Posted by pacejmiller in Canberra, Travel.
Tags: , , , , , , , ,
add a comment

The Canberra skyline at dusk -- you can see some of the foreign embassies from here

Our first day in Canberra was uneventful.  It was a relatively long drive (around 3-3.5 hours from Sydney), which felt longer because I kept expecting wildlife to run into the middle of the road and make slam on the brakes and flip our car.  Fortunately, that never happened but the dozen or so animal carcasses (most were small, like cats, dogs and wombats, but some were HUGE, like almost full-sized kangaroos) I saw were enough to keep me awake.

Canberra is a small place but the roads can get confusing because they seem to run in concentric circles around Parliament House.  Even with a GPS, we got lost a few times before we arrived at our hotel of choice, Hotel Realm.

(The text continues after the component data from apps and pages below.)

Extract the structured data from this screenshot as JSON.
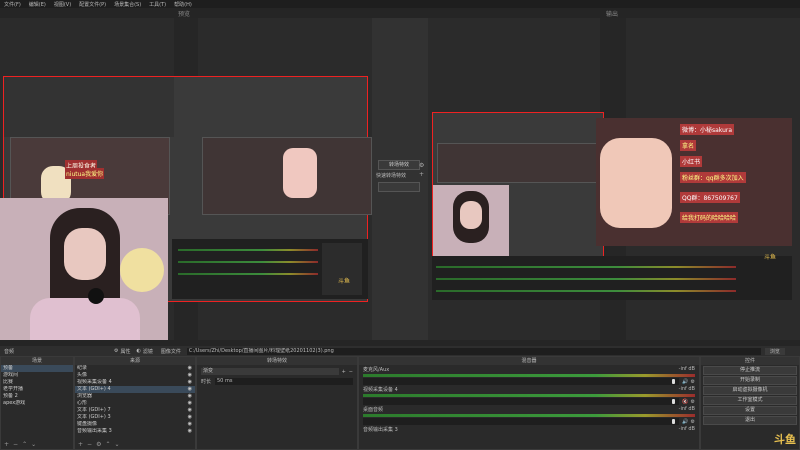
{
  "menu": [
    "文件(F)",
    "编辑(E)",
    "视图(V)",
    "配置文件(P)",
    "场景集合(S)",
    "工具(T)",
    "帮助(H)"
  ],
  "preview_label": "预览",
  "program_label": "输出",
  "transition": {
    "button_label": "转场特效",
    "quick_label": "快速转场特效"
  },
  "toolbar": {
    "audio_label": "音频",
    "properties_label": "属性",
    "filters_label": "滤镜",
    "image_file_label": "图像文件",
    "path_value": "C:/Users/Zhi/Desktop/直播间图片/料理壁纸20201102(3).png",
    "browse_label": "浏览"
  },
  "scenes": {
    "title": "场景",
    "items": [
      "预备",
      "游戏间",
      "比赛",
      "老学开播",
      "预备 2",
      "apex游戏"
    ]
  },
  "sources": {
    "title": "来源",
    "items": [
      "纪录",
      "头像",
      "视频采集设备 4",
      "文本 (GDI+) 4",
      "浏览器",
      "心形",
      "文本 (GDI+) 7",
      "文本 (GDI+) 3",
      "键盘摄像",
      "音频输出采集 3"
    ]
  },
  "transitions_dock": {
    "title": "转场特效",
    "type_value": "渐变",
    "duration_label": "时长",
    "duration_value": "50 ms"
  },
  "mixer": {
    "title": "混音器",
    "channels": [
      {
        "name": "麦克风/Aux",
        "db": "-inf dB"
      },
      {
        "name": "视频采集设备 4",
        "db": "-inf dB"
      },
      {
        "name": "桌面音频",
        "db": "-inf dB"
      },
      {
        "name": "音频输出采集 3",
        "db": "-inf dB"
      }
    ]
  },
  "controls": {
    "title": "控件",
    "buttons": [
      "停止推流",
      "开始录制",
      "启动虚拟摄像机",
      "工作室模式",
      "设置",
      "退出"
    ]
  },
  "watermark": "斗鱼",
  "overlay": {
    "left_sign": "上周投食者",
    "left_name": "niutua我爱你",
    "right_lines": [
      "微博：小秘sakura",
      "拿名",
      "小红书",
      "粉丝群：qq群多次加入",
      "QQ群：867509767",
      "给我打码的哈哈哈哈"
    ]
  },
  "colors": {
    "selection_red": "#e22222",
    "accent_green": "#3c9a3c"
  }
}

Located on National Circuit, Hotel Realm is one of the two (as far as I know) 5-star hotels in Canberra, and it’s the newer one.  I had stayed at the Hyatt (the other one) about 3 years ago as part of a young lawyers conference and while it was huge and spacious it was also in need of a makeover (or maybe it was just the super cheap rooms my firm paid for).  It reminded me too much of The Shining.

After settling down we went out and out for a snack, and we decided on the much publicised Tonic Espresso at 7 Mort Street (open Monday to Friday, 7:30am-4pm).  The coffee is supposed to be the best in Canberra, but what really impressed us were the lamingtons.  Get coffee if you want but don’t leave without getting some lamingtons.  We liked them so much that we scoffed them down before remembering to take photos.

The rest of the afternoon was spent driving around the roads near Parliament House.  There are dozens of foreign embassies in that area and it was interesting checking out the different designs and what they said about their country.  I was disappointed to not even see one drug dealer or hobo wandering the streets.

It's actually not a bad looking building

At 5pm, the streets of Canberra came alive.  With mostly public servants working there it wasn’t surprising that everyone bolted out the door at 5 on the dot.  But even with the entire population on the streets it wasn’t so bad.  I don’t think you could call it ‘traffic’.

The open space and pool of water in front of Parliament House

The highlight of the day would be our dinner at this pizza/pasta joint called Italian and Sons (which I will review in my next Canberra post), recommended by a good friend of mine who lives in Canberra (“Let’s face it,” he said, “this place is a dump.”).  We caught up briefly and he took me to the “hippest part of town”, which was an empty street lined by about 10 shops.

I know, so far Canberra has lived up to its reputation, but I assure you, we were just getting started.  It really is fun.  Really.  Promise.

Stay tuned.

%d bloggers like this: